Search the listing for the word "icon". Copy every line where it is found.

*Study material*

== Segment start ==

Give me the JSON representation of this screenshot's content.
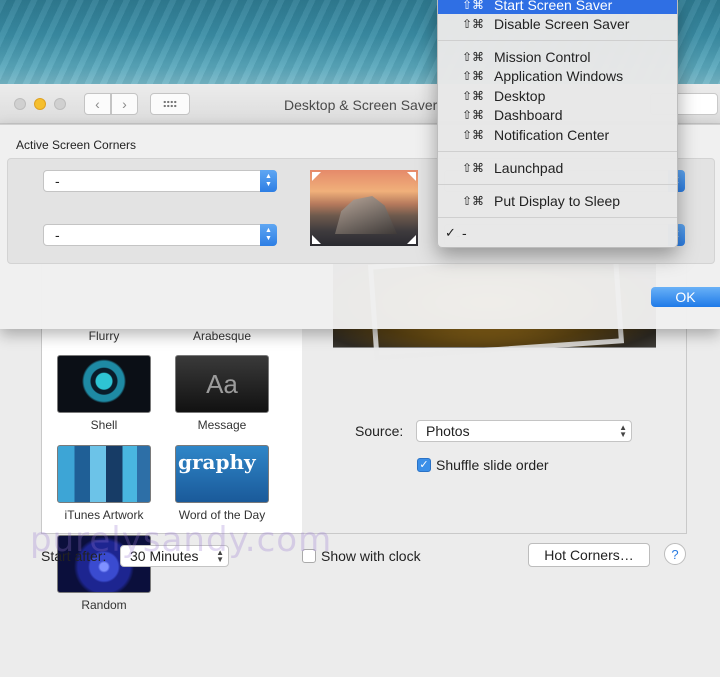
{
  "window": {
    "title": "Desktop & Screen Saver"
  },
  "hot_corners": {
    "section_title": "Active Screen Corners",
    "top_left": "-",
    "bottom_left": "-",
    "top_right": "",
    "bottom_right": "-",
    "ok_label": "OK"
  },
  "menu": {
    "modifier": "⇧⌘",
    "items": [
      {
        "label": "Start Screen Saver",
        "highlighted": true
      },
      {
        "label": "Disable Screen Saver"
      },
      {
        "label": "Mission Control"
      },
      {
        "label": "Application Windows"
      },
      {
        "label": "Desktop"
      },
      {
        "label": "Dashboard"
      },
      {
        "label": "Notification Center"
      },
      {
        "label": "Launchpad"
      },
      {
        "label": "Put Display to Sleep"
      }
    ],
    "selected": {
      "check": "✓",
      "label": "-"
    }
  },
  "savers": [
    {
      "name": "Flurry"
    },
    {
      "name": "Arabesque"
    },
    {
      "name": "Shell"
    },
    {
      "name": "Message",
      "thumb_text": "Aa"
    },
    {
      "name": "iTunes Artwork"
    },
    {
      "name": "Word of the Day",
      "thumb_text": "graphy"
    },
    {
      "name": "Random"
    }
  ],
  "options": {
    "source_label": "Source:",
    "source_value": "Photos",
    "shuffle_label": "Shuffle slide order",
    "shuffle_checked": true,
    "start_after_label": "Start after:",
    "start_after_value": "30 Minutes",
    "show_clock_label": "Show with clock",
    "show_clock_checked": false,
    "hot_corners_button": "Hot Corners…",
    "help_symbol": "?"
  },
  "watermark": "purelysandy.com",
  "colors": {
    "accent": "#2f6fe4",
    "ok_button": "#1f7ae8",
    "minimize_button": "#f5bf2e"
  }
}
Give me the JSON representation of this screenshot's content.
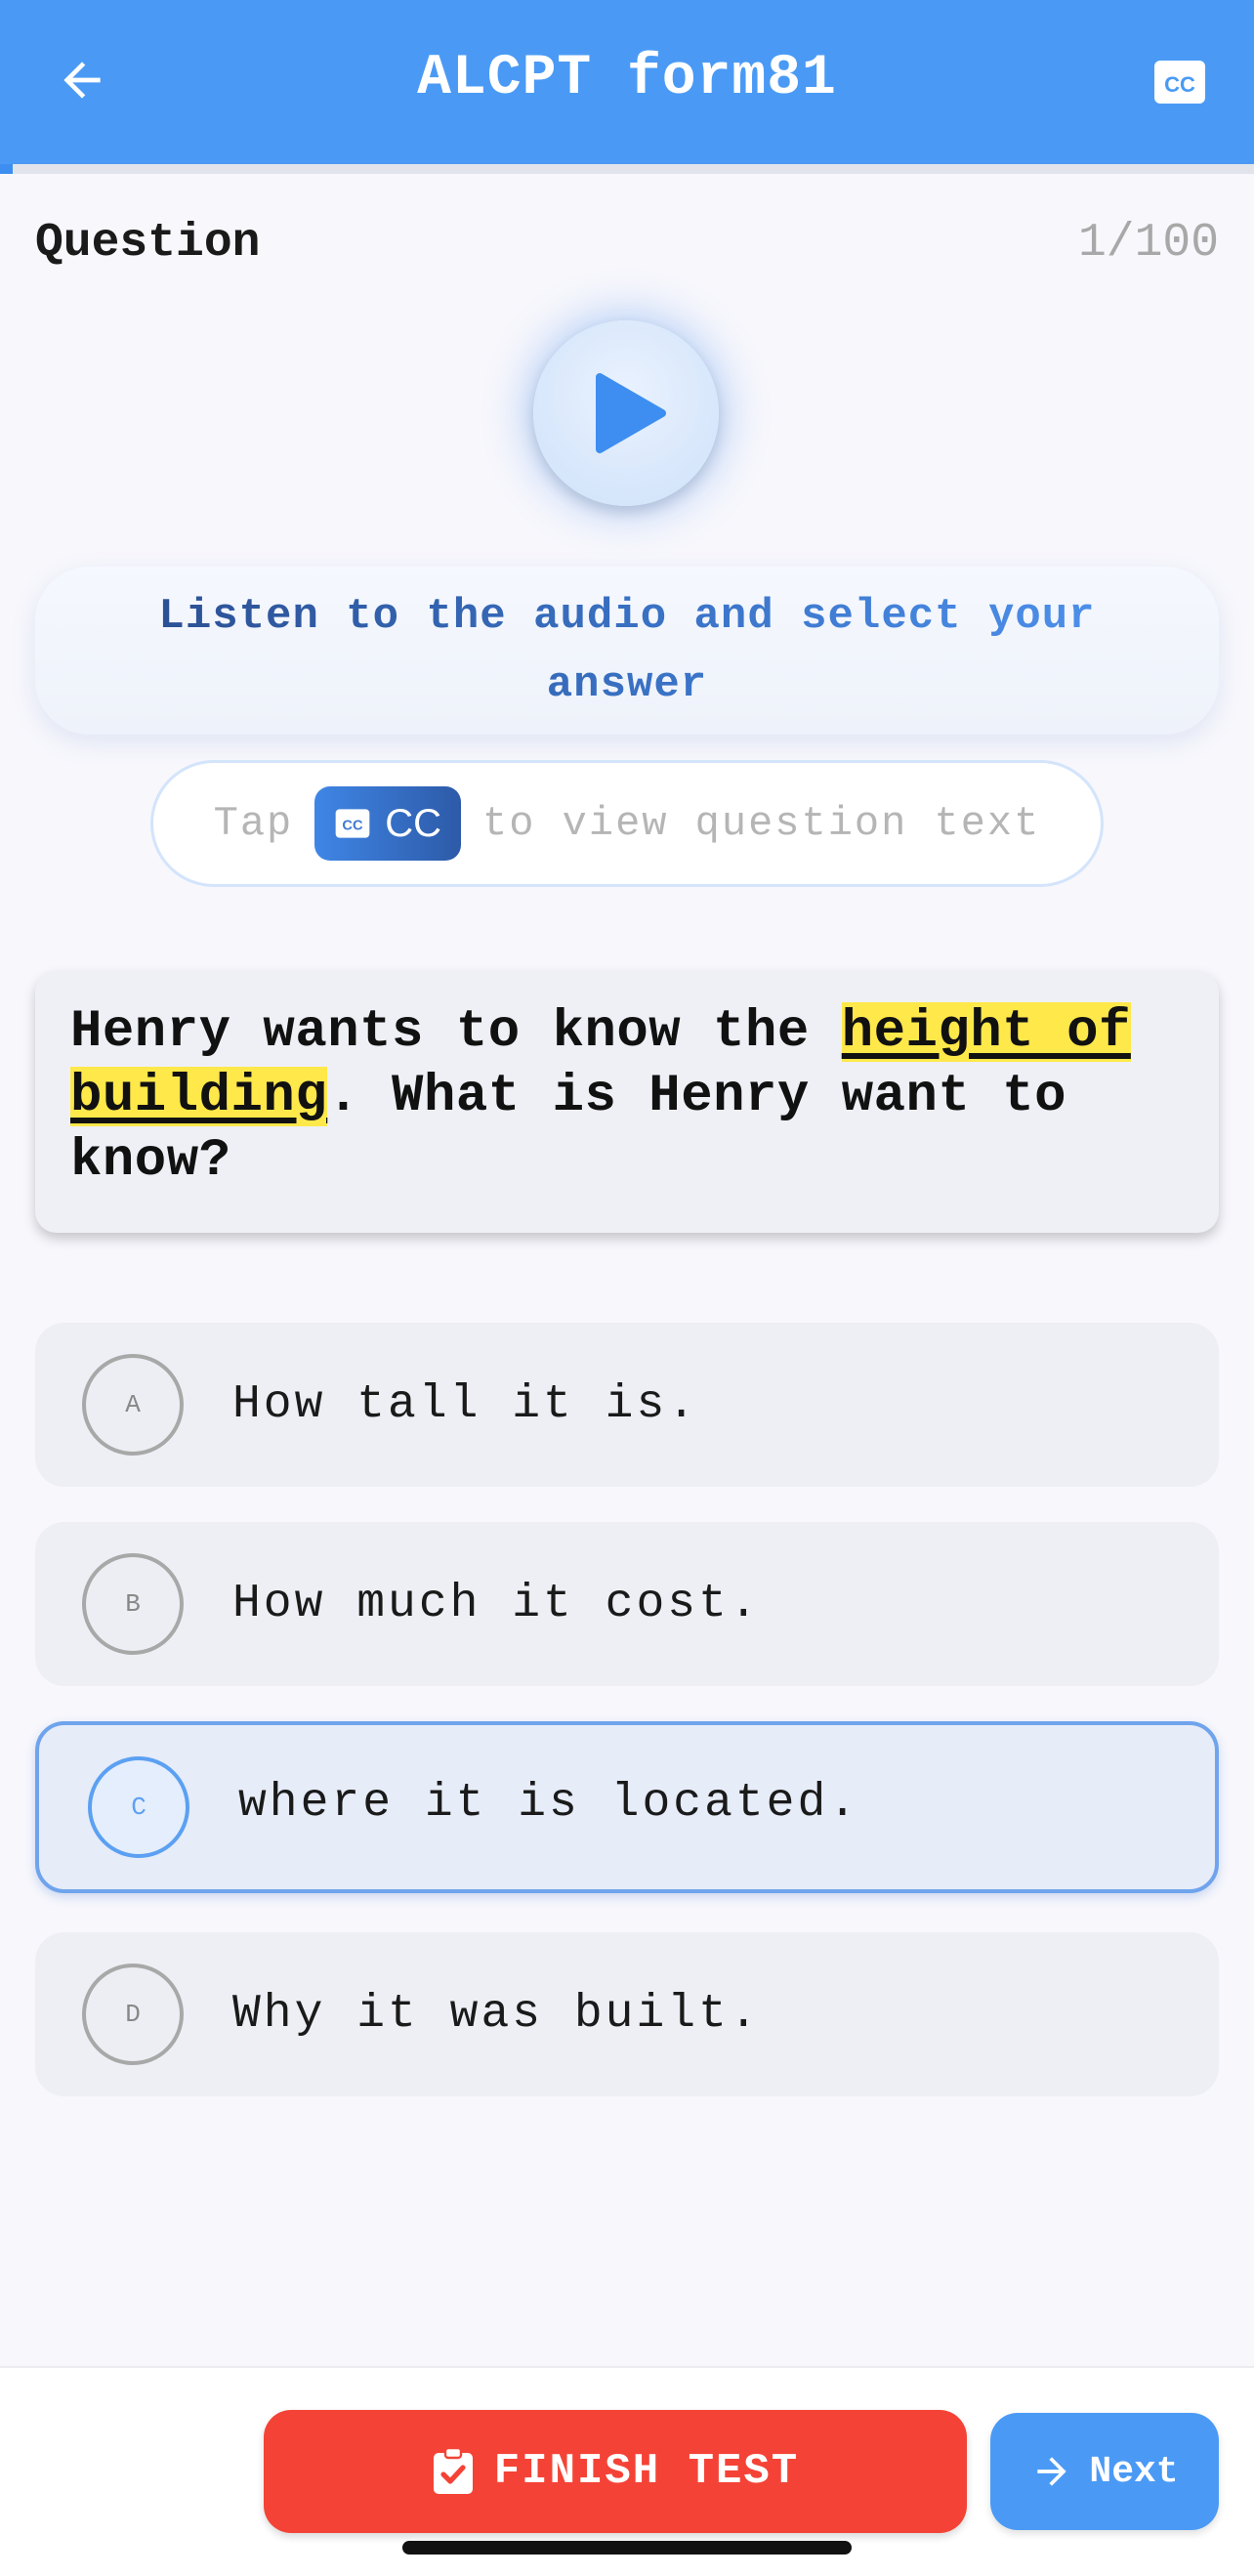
{
  "header": {
    "title": "ALCPT form81",
    "back_icon": "arrow-left-icon",
    "cc_icon": "closed-captions-icon",
    "background_color": "#4a9af5",
    "progress_fraction": 0.01
  },
  "question": {
    "label": "Question",
    "counter": "1/100",
    "play_icon": "play-icon"
  },
  "instruction": {
    "text": "Listen to the audio and select your answer"
  },
  "cc_hint": {
    "prefix": "Tap",
    "chip_label": "CC",
    "suffix": "to view question text"
  },
  "question_text": {
    "before": "Henry wants to know the ",
    "highlight": "height of building",
    "after": ". What is Henry want to know?"
  },
  "options": [
    {
      "letter": "A",
      "text": "How tall it is.",
      "selected": false
    },
    {
      "letter": "B",
      "text": "How much it cost.",
      "selected": false
    },
    {
      "letter": "C",
      "text": "where it is located.",
      "selected": true
    },
    {
      "letter": "D",
      "text": "Why it was built.",
      "selected": false
    }
  ],
  "footer": {
    "finish_label": "FINISH TEST",
    "finish_icon": "clipboard-check-icon",
    "finish_color": "#f44336",
    "next_label": "Next",
    "next_icon": "arrow-right-icon",
    "next_color": "#4a9af5"
  }
}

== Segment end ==

*Completed task*
    "back_icon": "arrow-left-icon",
    "cc_icon": "closed-captions-icon",
    "play_icon": "play-icon"
    "finish_icon": "clipboard-check-icon",
    "next_icon": "arrow-right-icon",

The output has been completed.